Interface dataset entries
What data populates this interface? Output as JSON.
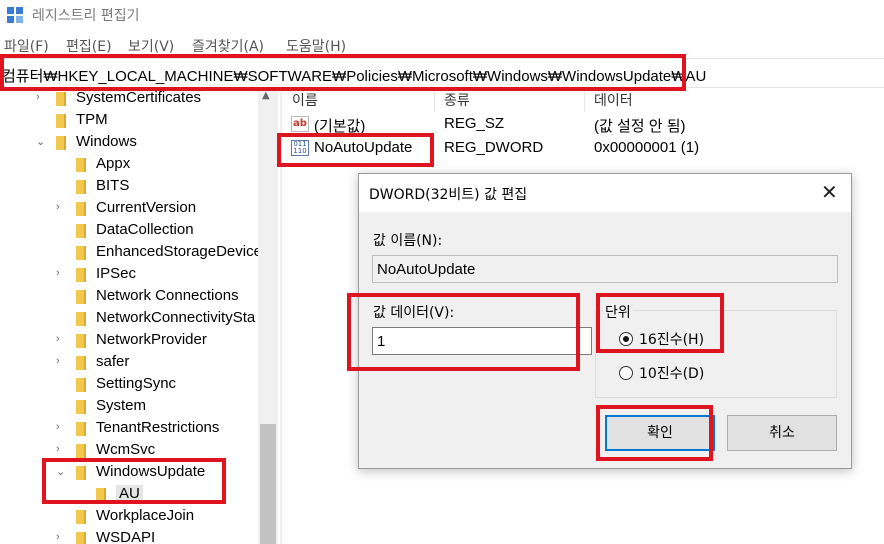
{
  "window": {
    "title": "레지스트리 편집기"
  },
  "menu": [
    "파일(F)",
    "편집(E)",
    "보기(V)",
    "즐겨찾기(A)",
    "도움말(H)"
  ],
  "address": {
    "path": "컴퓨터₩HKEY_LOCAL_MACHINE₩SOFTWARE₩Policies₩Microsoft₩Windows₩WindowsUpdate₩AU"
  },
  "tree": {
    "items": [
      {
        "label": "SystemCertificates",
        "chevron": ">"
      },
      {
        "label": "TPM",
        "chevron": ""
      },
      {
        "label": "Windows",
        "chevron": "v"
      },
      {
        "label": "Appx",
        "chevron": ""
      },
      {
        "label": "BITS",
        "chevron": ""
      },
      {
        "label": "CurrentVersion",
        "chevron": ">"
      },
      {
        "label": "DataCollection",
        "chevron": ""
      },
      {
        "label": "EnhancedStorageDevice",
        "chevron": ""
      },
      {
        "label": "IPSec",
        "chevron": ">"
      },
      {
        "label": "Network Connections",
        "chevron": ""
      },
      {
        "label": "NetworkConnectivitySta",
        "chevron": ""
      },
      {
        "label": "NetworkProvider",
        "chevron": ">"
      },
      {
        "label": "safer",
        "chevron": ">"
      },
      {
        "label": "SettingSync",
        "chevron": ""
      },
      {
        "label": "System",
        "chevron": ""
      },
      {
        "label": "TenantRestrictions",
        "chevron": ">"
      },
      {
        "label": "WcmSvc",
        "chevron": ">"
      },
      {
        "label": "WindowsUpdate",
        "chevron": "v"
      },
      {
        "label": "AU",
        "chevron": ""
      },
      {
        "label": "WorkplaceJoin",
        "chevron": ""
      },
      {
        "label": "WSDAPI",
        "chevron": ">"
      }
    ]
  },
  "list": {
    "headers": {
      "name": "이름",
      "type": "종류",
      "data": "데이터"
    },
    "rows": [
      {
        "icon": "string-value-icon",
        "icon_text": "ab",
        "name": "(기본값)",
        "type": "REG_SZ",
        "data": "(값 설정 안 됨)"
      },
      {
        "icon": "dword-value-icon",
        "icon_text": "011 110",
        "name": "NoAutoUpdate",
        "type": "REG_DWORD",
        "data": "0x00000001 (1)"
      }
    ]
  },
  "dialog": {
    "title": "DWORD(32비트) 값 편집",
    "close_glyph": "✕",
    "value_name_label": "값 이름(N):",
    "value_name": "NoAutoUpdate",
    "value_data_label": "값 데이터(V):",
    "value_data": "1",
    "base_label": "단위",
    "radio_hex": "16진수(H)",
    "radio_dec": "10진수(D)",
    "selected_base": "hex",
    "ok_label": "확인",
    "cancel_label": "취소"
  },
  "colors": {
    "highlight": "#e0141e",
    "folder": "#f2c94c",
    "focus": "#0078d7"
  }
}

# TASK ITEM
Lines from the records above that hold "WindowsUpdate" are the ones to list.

# OUTPUT BELOW
    "path": "컴퓨터₩HKEY_LOCAL_MACHINE₩SOFTWARE₩Policies₩Microsoft₩Windows₩WindowsUpdate₩AU"
        "label": "WindowsUpdate",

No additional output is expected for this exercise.